- [WHAT IS BEING ASKED]
Show the lines below that contain the string "Aucun".

** DATA SHOWN follows **

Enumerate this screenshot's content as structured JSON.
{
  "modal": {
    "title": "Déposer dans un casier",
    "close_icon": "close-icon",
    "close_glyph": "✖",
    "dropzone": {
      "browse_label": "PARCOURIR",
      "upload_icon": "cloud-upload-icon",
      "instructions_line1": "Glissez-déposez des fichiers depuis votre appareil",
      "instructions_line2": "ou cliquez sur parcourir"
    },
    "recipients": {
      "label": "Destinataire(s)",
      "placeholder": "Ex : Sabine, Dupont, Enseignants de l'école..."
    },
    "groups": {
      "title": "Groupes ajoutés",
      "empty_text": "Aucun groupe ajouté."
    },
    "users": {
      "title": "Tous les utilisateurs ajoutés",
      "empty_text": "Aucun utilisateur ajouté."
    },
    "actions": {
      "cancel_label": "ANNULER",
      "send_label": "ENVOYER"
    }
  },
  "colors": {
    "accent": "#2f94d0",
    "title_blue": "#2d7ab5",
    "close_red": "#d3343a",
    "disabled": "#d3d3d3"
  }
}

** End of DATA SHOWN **

- [OUTPUT OF THE EXERCISE]
      "empty_text": "Aucun groupe ajouté."
      "empty_text": "Aucun utilisateur ajouté."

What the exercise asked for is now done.